### ACTION ITEM
The response must consist of each line in the listing that has the word "postUpdate" in it.

### DATASET ENTRIES
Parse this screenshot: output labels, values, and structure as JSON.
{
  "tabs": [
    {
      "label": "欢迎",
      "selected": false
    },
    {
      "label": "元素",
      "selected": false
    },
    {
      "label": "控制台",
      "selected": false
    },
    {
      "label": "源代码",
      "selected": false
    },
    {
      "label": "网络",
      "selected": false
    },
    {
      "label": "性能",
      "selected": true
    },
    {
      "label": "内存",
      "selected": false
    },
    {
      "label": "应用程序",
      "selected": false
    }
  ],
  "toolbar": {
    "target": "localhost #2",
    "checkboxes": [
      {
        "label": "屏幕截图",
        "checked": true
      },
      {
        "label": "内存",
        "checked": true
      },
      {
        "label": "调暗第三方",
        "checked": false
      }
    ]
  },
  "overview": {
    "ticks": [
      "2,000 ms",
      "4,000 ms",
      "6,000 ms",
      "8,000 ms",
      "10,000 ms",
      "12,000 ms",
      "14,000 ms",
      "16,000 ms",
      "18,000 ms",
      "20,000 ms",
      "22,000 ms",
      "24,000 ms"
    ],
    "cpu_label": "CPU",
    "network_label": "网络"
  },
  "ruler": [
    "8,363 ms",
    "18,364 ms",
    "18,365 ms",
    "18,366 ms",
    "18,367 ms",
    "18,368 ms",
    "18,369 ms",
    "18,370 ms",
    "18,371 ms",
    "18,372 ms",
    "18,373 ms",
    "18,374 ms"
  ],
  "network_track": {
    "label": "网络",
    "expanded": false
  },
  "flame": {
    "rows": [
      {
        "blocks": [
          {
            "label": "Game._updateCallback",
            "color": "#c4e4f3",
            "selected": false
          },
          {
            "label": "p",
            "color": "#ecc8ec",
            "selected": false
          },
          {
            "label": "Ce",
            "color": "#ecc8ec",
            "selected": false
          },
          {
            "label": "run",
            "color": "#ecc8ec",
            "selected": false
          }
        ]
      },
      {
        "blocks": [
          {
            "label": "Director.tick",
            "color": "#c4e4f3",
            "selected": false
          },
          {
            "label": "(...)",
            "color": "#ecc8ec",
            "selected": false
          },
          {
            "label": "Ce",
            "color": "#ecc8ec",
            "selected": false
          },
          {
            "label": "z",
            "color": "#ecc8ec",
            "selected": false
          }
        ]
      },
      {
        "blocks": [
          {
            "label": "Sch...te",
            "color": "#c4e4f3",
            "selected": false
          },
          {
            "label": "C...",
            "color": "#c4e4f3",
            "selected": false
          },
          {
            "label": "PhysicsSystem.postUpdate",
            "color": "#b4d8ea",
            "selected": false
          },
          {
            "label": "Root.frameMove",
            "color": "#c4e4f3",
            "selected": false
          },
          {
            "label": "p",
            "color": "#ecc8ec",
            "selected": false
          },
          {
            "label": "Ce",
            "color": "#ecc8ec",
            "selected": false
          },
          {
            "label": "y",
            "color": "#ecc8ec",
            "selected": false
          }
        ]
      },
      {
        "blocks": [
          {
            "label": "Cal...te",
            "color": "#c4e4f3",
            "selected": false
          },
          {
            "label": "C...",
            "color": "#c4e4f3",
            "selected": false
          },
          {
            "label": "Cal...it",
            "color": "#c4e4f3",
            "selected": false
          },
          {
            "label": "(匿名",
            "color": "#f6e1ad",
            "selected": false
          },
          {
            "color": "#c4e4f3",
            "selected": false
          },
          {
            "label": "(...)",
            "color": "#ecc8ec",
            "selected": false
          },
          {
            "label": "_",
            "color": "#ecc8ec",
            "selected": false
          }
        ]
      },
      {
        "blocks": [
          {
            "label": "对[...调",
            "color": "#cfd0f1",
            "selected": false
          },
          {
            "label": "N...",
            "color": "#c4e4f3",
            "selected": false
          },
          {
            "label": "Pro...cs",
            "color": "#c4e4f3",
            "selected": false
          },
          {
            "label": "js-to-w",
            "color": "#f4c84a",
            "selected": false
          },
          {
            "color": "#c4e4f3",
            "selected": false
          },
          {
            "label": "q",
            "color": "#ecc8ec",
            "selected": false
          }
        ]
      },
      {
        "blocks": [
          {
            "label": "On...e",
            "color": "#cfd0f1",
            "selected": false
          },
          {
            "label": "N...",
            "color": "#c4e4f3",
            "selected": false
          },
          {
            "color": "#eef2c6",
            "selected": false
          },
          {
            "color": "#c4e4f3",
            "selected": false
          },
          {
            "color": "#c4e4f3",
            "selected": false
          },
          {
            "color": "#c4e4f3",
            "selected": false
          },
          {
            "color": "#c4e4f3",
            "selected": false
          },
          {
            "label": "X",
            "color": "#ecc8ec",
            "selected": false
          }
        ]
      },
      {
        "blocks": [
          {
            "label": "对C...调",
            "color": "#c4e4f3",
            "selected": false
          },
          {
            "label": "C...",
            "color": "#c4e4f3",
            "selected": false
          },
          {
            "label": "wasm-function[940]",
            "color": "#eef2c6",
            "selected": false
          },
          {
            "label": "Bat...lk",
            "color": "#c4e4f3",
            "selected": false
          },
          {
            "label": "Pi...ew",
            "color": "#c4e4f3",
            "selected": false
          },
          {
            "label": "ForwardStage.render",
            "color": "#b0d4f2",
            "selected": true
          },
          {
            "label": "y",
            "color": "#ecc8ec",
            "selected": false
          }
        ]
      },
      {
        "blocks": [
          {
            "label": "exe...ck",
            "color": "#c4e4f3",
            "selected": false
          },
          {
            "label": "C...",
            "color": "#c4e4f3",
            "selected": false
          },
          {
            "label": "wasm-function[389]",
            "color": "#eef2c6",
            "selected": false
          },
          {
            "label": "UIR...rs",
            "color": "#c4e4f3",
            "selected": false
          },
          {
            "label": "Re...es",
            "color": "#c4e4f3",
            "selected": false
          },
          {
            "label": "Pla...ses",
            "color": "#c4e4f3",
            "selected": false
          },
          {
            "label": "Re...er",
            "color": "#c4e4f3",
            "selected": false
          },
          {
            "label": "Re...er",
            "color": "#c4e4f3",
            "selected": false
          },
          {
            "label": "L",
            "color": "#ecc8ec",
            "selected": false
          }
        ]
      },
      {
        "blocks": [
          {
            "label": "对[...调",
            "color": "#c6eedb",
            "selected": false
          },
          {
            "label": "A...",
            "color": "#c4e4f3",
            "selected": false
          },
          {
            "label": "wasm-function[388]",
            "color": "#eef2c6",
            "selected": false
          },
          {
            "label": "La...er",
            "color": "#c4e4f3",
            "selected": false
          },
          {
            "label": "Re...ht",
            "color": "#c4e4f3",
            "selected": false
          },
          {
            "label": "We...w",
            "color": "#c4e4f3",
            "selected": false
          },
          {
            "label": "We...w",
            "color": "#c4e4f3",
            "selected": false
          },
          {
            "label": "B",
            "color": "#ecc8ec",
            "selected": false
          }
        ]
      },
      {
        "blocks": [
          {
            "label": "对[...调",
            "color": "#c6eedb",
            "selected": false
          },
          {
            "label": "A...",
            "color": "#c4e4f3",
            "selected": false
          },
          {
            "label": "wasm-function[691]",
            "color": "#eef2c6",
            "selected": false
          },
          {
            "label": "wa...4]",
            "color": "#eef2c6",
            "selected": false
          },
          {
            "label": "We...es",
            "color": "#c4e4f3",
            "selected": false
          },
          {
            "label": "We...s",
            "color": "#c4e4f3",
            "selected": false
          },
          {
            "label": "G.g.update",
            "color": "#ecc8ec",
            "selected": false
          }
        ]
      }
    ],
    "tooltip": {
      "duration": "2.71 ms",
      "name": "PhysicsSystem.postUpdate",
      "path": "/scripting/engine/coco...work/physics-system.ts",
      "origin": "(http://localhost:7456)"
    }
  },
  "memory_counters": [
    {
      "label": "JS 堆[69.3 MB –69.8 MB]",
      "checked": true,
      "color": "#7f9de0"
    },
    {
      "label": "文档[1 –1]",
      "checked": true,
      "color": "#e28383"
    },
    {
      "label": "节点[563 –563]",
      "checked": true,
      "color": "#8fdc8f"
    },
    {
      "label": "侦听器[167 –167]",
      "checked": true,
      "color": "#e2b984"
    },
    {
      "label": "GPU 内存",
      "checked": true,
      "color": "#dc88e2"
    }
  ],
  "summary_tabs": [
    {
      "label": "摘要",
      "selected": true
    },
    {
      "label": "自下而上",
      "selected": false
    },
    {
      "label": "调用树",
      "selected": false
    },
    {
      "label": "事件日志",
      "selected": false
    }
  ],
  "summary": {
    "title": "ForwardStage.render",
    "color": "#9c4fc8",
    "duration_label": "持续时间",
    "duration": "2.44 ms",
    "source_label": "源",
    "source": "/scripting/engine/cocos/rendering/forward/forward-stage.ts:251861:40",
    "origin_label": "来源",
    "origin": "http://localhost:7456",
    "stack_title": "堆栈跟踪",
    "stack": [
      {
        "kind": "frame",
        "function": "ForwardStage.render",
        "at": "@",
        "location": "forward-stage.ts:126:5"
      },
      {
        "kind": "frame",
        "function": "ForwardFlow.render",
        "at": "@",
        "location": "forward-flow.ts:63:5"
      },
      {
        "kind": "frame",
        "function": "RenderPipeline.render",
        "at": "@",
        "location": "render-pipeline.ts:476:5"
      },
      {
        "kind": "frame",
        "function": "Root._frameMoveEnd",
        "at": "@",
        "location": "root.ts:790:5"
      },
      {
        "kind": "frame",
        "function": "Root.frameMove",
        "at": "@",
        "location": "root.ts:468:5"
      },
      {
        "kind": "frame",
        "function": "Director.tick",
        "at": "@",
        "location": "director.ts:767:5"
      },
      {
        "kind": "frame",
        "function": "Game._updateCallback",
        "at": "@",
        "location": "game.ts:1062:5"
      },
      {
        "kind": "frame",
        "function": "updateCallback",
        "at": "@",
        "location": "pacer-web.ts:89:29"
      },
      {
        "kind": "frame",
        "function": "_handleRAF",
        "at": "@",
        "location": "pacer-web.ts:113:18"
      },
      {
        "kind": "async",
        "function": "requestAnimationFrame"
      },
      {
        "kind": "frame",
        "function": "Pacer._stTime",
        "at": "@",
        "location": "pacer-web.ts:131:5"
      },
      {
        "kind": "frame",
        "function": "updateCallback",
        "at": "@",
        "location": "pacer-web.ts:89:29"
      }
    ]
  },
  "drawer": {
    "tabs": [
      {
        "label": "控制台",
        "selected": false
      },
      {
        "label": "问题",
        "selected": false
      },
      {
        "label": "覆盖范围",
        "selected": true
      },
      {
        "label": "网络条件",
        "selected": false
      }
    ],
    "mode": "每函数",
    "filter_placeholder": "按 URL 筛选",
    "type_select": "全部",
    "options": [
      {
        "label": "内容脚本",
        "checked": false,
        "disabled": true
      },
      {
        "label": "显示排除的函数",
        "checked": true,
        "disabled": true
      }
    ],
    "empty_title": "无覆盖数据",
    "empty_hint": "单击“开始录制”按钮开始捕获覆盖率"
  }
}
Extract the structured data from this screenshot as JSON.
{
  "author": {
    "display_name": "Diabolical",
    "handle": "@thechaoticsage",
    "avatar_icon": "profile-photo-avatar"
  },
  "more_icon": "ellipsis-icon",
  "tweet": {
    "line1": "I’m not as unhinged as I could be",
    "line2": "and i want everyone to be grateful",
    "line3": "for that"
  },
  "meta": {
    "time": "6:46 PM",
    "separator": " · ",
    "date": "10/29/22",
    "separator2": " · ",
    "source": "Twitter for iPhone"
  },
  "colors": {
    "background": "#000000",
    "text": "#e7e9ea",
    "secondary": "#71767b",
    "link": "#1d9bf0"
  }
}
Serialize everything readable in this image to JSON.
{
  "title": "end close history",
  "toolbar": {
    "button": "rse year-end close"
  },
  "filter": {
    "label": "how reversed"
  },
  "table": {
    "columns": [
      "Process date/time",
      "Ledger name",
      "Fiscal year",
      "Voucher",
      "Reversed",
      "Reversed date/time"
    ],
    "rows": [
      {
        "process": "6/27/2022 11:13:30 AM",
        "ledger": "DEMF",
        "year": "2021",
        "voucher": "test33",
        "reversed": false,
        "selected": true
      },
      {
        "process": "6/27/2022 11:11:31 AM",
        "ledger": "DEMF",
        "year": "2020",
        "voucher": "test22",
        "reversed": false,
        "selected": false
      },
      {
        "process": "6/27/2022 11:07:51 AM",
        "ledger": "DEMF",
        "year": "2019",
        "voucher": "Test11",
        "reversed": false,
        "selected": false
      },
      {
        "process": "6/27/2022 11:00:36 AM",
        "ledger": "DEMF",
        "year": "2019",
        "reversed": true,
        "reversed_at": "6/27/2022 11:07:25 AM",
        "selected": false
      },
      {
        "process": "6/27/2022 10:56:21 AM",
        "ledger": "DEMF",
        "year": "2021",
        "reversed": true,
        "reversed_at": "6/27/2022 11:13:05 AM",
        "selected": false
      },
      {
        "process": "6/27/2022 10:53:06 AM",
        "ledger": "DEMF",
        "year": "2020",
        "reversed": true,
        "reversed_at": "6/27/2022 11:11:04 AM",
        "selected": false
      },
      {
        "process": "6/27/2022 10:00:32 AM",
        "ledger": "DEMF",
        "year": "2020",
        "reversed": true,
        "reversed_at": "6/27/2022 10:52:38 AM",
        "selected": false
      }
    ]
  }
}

### SOLUTION TO THE PROBLEM
            "label": "PhysicsSystem.postUpdate",
      "name": "PhysicsSystem.postUpdate",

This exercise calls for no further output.